"The show is conceptually about what it is to be an enemy and have an enemy, and how to think about enemies," Weisberg said alongside fellow executive producer and writer Joel Fields, who added that they wanted "The Americans" to focus on the characters' interior lives.
The series stars Keri Russell and Matthew Rhys as Elizabeth and Philip Jennings, Soviet spies paired together by their bosses in an arranged marriage and sent to the suburbs of Washington, D.C. to raise a family and run a local travel agency as their cover.
The Jennings' neighbor, who happens to be an FBI agent working in counter-intelligence, believes he is having an steamy affair with a mole at the Soviet Embassy, but who is in fact is playing him as well.
The action, complete with wigs, fake mustaches, sex and graphic violence, at times rolls on for minutes in perfect Russian dialogue and period-defining pop culture.
The main question that fascinated Weisberg during his time a the CIA, from 1990 to 1994, was how spies kept their dangerous jobs a secret from their children, and when - if ever - they told them about their line of work.
"Just that fact being so rich and so interesting and full of so much dramatic potential, the idea of bringing that to television and centering the show around a family with kids, who didn't know what their parents did, seemed to me like that something that hadn't been done before," he said.
The first episode of the show's second season struck at the heart of a spy's family problem when Philip finds a fellow KGB spy couple slain in a hotel room along with their daughter. The couple's teenage son, swimming at the pool at time, was spared.
Do Philip and Elizabeth tell the college-bound teen about to start his adult life the real identity of his parents?
No way, decides Elizabeth in the latest episode as she burns a letter the boy's mother had prepared for her children revealing their true identities.
The series has averaged about 1.6 million viewers per episode through the first three episodes of season two, slightly lower than the 1.9 million viewers it averaged in season one. The series premiere, however, drew 3.3 million total viewers who watched the show either live or had recorded it and watched it within three days, according to Nielsen data.
"As long as the KGB and the Soviet Union don't have to be the enemy, but can be a real rich and full culture in this show, it gives us an opportunity to present a three-dimensional place," Weisberg said.
Dilemmas like these are also what makes critics heap praise on the series.
"Nothing else on TV can match 'The Americans' for the dizzying highs of its suspense or the unsettling depths of its emotion," wrote Andy Greenwald on Grantland. Meanwhile, New Yorker critic Emily Nussbaum has praised the show for the complexity it gives to its women characters.
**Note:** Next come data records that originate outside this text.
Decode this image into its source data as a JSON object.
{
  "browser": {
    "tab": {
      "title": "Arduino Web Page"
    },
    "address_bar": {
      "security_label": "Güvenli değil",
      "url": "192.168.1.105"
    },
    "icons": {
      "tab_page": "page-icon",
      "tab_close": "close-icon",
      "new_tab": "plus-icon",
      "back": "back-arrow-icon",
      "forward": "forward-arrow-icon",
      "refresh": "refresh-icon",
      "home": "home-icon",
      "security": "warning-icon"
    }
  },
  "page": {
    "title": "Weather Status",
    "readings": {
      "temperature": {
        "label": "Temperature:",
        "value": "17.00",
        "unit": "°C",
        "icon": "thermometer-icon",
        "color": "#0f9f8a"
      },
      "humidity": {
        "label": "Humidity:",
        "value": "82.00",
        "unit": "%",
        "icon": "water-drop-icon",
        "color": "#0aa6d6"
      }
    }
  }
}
But whatever you do, just do not call the show a comment on the Soviet Union.
"The show is not challenging people to rethink whether or not that would've worked," Fields said. "It's more a question of our relationship with that time and how it refracts our view of this time."
Editing by Mary Milliken and G Crosse